These opportunities are measurable, and progress is visible from this kind of training within a program as it allows HR departments and higher-level managers to see the impact that the program is having on individuals over a period of time.
Involvement from senior leaders is not just encouraged but necessary for a program like this to be successful. Their support and guidance during the process gives employees a feeling that they are valued and their progress matters. It exposes them to a senior way of thinking, where processes and ideas are alternative to what they are used to in their normal role.
Framework for a high potential leadership program should be accessible to all parties involved so everyone can see timescales and expectations for various training modules. It acts as a measurable device which is incredibly useful when there are talks of succession planning in the future.
Alongside this, full access to modules should be given to high potential employees for the duration of a program, inclusive of e-courses and e-learning modules, internal management systems and training or dummy programs. Allow reading to take place at any time improves and increases the learning curve and lets candidates in the program solidify their understanding of content in various modules.
Mentoring programs are other options for HiPos, where they have exposure to top executives or people in senior roles. This kind of exposure is definitely valuable for those who have been established in the “exceeding expectations” category of potentials as the investment is not for the short-term or for those unsure of their future within the company.

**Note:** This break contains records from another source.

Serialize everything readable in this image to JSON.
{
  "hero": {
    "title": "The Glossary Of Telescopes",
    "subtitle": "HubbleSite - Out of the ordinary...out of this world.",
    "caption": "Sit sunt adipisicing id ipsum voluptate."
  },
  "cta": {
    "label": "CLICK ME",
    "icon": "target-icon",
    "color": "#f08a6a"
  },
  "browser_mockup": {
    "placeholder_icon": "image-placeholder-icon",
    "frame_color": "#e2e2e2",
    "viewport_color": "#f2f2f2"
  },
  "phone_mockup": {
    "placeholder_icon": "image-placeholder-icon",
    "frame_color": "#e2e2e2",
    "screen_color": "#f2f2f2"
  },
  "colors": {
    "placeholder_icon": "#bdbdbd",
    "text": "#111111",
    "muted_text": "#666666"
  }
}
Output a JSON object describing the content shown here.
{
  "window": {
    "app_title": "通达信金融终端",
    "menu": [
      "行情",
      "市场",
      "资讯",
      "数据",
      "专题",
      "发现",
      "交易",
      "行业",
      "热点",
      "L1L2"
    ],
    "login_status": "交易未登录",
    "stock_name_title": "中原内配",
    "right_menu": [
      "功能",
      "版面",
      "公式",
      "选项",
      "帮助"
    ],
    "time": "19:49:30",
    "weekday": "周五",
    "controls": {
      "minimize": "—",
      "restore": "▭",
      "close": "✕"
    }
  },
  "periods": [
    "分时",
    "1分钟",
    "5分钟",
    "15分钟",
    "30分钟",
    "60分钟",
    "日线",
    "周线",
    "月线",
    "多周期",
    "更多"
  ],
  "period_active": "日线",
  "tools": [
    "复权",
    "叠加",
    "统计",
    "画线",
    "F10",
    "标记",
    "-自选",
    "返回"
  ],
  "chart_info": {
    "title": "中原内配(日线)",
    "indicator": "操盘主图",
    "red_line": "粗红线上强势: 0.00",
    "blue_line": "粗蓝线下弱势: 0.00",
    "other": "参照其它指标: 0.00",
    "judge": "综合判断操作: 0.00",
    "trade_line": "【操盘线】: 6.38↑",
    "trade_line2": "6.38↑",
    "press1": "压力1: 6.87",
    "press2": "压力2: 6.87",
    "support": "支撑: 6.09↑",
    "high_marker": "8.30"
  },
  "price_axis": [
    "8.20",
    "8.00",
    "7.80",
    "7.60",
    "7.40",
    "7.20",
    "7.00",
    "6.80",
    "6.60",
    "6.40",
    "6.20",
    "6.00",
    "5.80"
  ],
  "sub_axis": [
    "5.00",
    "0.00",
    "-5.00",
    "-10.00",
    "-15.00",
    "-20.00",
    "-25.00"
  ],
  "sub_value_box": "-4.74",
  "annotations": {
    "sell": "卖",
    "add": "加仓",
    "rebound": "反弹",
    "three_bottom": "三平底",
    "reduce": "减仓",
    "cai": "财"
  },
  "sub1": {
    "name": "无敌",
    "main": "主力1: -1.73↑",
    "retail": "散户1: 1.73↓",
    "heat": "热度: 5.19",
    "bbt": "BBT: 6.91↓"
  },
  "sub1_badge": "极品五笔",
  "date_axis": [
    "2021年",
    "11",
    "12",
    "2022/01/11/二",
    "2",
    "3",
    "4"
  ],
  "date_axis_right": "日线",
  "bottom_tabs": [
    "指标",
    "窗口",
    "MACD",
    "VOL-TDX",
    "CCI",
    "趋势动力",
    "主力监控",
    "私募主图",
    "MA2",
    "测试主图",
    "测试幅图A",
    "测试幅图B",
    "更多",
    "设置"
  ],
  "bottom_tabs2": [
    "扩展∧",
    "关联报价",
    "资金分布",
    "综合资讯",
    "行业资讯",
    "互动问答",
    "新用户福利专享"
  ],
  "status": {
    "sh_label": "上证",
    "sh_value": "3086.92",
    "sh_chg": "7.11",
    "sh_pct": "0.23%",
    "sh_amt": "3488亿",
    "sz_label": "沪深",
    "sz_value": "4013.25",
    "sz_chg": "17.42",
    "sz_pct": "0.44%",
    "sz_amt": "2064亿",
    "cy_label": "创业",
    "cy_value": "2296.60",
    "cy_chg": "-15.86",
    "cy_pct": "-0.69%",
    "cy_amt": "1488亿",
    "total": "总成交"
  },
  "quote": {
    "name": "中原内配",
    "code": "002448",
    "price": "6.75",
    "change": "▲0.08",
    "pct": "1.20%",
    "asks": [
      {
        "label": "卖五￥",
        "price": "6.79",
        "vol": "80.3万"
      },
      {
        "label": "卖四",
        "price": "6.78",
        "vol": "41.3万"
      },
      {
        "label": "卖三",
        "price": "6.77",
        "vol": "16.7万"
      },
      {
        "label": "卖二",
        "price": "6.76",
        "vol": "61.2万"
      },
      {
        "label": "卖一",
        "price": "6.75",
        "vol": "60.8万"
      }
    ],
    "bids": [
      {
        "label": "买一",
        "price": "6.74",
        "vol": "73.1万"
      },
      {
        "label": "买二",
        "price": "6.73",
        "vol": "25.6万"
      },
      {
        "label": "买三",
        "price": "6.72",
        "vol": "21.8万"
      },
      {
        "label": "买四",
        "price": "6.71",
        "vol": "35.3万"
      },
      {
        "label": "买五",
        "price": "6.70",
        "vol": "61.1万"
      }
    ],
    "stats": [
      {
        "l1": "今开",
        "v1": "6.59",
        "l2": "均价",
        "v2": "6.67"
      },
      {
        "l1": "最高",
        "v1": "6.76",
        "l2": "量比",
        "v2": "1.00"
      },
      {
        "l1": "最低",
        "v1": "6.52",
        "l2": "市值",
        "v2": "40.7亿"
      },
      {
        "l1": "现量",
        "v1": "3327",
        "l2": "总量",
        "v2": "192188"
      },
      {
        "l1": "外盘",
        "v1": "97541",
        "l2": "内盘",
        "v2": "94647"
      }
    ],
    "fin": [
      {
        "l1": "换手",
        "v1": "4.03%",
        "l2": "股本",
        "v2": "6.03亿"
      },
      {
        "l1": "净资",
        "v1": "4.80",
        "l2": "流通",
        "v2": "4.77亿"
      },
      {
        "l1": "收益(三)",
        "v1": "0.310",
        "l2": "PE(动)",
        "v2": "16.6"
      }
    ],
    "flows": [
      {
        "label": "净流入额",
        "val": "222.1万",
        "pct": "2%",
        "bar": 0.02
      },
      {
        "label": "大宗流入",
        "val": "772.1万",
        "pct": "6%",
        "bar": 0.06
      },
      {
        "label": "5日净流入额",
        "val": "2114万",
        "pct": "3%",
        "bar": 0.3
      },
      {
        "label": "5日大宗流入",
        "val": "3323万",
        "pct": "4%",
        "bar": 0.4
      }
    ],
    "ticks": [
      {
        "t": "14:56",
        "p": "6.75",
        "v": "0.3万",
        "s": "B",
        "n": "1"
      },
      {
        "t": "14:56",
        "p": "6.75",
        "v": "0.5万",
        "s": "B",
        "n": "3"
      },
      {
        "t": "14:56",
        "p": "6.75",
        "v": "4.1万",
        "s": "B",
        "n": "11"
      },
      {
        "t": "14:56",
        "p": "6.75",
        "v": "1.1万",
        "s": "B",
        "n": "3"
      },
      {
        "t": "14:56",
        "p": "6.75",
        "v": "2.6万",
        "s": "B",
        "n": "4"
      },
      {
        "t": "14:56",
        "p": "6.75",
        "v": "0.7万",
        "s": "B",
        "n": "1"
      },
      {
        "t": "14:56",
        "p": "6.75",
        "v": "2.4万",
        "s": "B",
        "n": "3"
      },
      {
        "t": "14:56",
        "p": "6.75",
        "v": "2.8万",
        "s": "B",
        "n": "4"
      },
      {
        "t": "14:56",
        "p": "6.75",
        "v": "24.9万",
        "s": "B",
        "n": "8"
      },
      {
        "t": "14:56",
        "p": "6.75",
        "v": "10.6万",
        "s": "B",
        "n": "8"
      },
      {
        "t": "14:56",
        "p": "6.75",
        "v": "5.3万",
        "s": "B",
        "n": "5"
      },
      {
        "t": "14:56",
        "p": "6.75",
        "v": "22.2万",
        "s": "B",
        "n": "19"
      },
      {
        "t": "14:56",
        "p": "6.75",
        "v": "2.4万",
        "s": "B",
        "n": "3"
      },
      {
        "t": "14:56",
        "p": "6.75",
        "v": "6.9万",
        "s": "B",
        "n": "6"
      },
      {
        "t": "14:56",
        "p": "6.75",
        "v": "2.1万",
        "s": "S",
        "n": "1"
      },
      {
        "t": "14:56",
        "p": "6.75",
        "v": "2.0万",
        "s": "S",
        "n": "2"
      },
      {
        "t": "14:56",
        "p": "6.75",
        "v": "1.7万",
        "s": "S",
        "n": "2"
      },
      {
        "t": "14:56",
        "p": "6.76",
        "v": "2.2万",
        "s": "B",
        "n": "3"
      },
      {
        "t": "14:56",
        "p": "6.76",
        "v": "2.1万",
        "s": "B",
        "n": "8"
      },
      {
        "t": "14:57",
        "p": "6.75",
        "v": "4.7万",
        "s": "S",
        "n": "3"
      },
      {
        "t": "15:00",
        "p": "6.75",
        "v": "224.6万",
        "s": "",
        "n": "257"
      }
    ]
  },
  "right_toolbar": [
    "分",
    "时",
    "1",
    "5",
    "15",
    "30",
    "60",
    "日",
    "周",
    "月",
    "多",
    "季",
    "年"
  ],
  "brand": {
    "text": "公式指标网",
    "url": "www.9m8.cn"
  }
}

Rewarding High Potential Employees
Good rates of pay and increased benefits within a company are a great way to tell employees that they are valued, but it can be a tricky way to manage high potential employees and keep them engaged with a program. How much is enough? Is it going to conflict with other wages? It opens up a conversation about pay and reward that should be decided on a structured basis, or it could get messy.
There are other ways to keep engagement and drive moving forward without taking advantage of employees’ hard work, and instead making sure it is mutually beneficial.
Tell them they are valued – This seems quite obvious, but it is quite common for managers to either forget to share this information or to withhold the information until they are sure. There is no reward in keeping an employee with high potential in the dark about their ability and that it has been noticed by the people that matter to their career.
The reward in itself can be the boost in confidence from knowing they are valued, which in turn drives them to work harder toward their goal. In terms of employee retention, this tip cannot be ignored.
Create specific action plans – They want to be supported and want to know what the next step is and cannot do this without having a proposed plan that shows their company is invested in them. The reward is in taking the next step, which is usually new territory, helping to avoid stagnant work environments and less than enthusiastic feelings toward their job.
Give them some real responsibility – This one you have to be careful of so that you are giving them a taster of the type of work they are training for but without taking advantage of their position and job expectations.
While it is good to have someone enthusiastic about learning and taking on new opportunities, the reward is balance between providing the scope for learning a new or more senior role while reflecting it in their pay and benefits.
High potential employees are the future of current business practices, and someday with the right support, training framework and opportunities they will become leaders that have been built on today’s ideologies.
Set clear expectations from the beginning with all employees and let your employees know the criteria of what you are looking for in potential leaders. The groundwork has to be set to begin with for employees with high potential to know what they are driving toward.